For the final section of the programme the men sang the anonymous Gaude, Maria virgo with a chant-based solo from Harrold and fluidly flexible moving parts for tutti. Finally an anonymous late 13th century piece in which Alleluya psallat, a lively and vigorous setting for the three men, alternated with King’s solo of Virga Jesse floruit.
There are many ways to perform medieval music, as the notation often gives us so little. But the techniques involved have resonated with many 20th and 21st century composers and the beauty of Gothic Voices programme was the way the different contemporary composers took elements from the earlier period into their own very different styles. The group’s performances of the contemporary repertoire was admirably confident and stylish, whilst their performances of the medieval pieces were thankfully without a sense of prissiness and instead full of stylish vigour.

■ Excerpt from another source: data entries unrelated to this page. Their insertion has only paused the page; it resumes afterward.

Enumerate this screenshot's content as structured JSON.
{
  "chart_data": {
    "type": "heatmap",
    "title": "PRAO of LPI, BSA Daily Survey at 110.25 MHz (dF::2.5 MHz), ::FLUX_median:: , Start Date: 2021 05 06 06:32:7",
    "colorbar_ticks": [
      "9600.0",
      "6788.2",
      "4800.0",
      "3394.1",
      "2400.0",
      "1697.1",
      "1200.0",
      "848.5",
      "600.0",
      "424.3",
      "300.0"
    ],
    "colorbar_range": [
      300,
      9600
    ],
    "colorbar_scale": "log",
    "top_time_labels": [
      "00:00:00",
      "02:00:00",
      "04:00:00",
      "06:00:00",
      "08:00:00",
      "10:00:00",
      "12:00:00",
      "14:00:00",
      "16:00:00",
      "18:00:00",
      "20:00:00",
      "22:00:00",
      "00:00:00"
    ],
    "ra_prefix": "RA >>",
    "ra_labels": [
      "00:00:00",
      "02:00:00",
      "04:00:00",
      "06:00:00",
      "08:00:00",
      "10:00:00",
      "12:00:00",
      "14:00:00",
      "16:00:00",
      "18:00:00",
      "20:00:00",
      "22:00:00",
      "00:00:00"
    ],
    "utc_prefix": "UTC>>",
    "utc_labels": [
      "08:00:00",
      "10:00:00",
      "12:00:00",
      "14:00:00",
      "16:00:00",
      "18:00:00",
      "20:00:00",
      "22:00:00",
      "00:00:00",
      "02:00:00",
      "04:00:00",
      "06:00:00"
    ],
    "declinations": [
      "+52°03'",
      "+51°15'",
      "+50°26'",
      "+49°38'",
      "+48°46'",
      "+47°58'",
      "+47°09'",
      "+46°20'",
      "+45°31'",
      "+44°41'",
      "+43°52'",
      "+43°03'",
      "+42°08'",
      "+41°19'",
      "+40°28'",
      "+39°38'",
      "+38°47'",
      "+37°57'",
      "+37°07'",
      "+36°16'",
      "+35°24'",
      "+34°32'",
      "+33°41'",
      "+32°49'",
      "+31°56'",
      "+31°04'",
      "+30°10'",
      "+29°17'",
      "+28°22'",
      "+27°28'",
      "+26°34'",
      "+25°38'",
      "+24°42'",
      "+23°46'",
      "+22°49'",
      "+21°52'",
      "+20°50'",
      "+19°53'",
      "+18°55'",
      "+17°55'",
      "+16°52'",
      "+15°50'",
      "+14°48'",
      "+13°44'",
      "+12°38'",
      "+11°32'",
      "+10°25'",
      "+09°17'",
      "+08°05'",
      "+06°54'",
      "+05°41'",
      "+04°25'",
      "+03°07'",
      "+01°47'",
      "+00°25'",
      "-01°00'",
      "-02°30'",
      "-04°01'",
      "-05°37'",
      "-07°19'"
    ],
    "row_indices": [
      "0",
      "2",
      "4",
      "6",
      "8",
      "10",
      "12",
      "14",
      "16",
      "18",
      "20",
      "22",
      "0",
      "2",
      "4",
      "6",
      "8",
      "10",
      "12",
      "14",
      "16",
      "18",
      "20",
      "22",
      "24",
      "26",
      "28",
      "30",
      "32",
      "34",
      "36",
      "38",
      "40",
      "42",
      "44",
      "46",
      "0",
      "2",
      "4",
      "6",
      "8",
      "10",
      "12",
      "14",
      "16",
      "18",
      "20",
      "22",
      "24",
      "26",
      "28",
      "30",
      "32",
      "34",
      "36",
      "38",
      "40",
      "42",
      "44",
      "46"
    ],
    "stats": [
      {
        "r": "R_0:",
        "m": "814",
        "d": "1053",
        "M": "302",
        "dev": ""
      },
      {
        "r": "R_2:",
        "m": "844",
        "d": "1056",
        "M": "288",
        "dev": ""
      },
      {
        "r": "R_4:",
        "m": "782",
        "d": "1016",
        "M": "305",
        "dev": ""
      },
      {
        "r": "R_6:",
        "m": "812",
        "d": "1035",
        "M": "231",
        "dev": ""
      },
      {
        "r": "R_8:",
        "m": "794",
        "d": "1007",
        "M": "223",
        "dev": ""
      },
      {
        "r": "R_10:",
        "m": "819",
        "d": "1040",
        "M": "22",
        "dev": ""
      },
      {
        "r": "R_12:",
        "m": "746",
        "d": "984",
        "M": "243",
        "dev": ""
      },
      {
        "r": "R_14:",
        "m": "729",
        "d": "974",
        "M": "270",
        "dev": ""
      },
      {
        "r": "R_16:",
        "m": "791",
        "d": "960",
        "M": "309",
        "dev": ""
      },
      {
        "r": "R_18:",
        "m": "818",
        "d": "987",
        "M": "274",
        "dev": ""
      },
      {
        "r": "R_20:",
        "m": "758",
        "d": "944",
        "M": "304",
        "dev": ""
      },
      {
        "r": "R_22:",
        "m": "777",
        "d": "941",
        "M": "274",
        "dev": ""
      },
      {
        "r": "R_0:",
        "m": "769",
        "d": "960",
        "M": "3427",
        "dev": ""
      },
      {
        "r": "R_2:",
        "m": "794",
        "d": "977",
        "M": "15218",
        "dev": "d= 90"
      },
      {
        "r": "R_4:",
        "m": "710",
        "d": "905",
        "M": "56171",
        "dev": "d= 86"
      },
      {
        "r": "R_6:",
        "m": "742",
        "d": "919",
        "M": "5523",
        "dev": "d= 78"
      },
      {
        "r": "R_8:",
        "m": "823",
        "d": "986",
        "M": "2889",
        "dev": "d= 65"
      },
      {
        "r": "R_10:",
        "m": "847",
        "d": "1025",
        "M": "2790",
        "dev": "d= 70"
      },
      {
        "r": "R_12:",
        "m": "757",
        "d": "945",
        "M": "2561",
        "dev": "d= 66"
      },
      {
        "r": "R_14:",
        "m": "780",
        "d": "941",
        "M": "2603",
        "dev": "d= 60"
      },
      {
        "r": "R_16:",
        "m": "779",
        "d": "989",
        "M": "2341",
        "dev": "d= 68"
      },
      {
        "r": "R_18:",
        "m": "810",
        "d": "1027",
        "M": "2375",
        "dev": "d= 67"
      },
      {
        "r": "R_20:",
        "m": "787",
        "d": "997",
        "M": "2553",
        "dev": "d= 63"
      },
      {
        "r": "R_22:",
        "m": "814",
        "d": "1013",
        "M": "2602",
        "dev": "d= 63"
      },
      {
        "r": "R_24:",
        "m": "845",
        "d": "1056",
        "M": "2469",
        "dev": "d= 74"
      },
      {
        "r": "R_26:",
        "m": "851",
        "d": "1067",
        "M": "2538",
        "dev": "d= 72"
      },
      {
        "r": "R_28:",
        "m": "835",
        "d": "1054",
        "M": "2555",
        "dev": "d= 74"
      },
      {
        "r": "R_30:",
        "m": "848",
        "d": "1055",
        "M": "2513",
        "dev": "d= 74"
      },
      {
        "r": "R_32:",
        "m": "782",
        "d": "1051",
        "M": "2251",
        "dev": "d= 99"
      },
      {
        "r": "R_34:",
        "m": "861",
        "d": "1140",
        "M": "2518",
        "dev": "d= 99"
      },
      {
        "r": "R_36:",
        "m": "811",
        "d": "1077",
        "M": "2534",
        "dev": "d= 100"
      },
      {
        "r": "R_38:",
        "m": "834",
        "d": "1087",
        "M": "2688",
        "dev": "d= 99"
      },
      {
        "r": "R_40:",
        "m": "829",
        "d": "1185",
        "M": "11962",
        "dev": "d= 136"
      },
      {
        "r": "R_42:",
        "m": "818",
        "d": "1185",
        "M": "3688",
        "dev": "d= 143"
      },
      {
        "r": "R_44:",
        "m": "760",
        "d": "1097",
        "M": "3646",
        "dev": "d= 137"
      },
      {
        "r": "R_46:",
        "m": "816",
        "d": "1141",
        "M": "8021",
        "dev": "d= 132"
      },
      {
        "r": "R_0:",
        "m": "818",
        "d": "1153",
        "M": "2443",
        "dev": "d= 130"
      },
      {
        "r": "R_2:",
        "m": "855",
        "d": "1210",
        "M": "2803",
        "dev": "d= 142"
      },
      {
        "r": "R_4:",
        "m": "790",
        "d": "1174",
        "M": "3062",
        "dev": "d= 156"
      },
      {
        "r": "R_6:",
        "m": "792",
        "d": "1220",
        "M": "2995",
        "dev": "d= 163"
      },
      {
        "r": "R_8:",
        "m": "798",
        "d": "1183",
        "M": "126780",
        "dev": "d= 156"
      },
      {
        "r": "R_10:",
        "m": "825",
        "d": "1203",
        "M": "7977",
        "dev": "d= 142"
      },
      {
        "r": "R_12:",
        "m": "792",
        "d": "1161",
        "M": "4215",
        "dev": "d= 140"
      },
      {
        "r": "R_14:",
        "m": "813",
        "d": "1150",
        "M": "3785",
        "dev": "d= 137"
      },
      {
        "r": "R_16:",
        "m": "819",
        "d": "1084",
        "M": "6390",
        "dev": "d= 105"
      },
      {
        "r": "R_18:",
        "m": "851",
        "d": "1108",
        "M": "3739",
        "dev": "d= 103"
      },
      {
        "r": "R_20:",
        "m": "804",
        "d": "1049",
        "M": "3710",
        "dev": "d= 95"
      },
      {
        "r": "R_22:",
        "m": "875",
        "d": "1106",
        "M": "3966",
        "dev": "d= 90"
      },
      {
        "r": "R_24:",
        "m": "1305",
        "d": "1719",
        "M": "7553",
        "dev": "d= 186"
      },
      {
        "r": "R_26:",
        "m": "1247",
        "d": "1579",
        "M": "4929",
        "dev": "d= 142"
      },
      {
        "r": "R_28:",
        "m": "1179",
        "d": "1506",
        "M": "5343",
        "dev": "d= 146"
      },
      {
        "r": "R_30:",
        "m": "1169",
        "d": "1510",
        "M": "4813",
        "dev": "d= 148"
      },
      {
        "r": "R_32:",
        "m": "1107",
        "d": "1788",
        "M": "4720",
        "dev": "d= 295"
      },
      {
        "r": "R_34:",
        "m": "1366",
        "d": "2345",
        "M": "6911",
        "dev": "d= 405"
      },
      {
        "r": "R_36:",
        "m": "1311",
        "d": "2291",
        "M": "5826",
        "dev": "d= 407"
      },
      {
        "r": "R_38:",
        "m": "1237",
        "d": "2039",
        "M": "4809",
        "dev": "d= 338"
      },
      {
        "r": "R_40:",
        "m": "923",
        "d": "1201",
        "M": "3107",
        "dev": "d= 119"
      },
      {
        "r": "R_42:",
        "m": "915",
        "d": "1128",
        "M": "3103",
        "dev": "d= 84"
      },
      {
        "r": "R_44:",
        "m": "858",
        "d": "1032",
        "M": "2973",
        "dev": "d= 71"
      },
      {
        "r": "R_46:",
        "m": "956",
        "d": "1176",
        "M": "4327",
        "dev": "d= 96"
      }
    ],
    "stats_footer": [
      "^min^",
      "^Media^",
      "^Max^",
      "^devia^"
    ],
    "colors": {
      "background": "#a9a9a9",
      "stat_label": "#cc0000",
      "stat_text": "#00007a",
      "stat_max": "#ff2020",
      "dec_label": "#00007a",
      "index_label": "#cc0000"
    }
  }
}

The concert was being broadcast live by BBC Radio 3, so you can hear it on their IPlayer for 30 days. It was well appreciated by the Cadogan Hall audience and we were treated to an encore, an Agnus Dei from the Old Hall Manuscript with all five singers performing together for the first time that evening.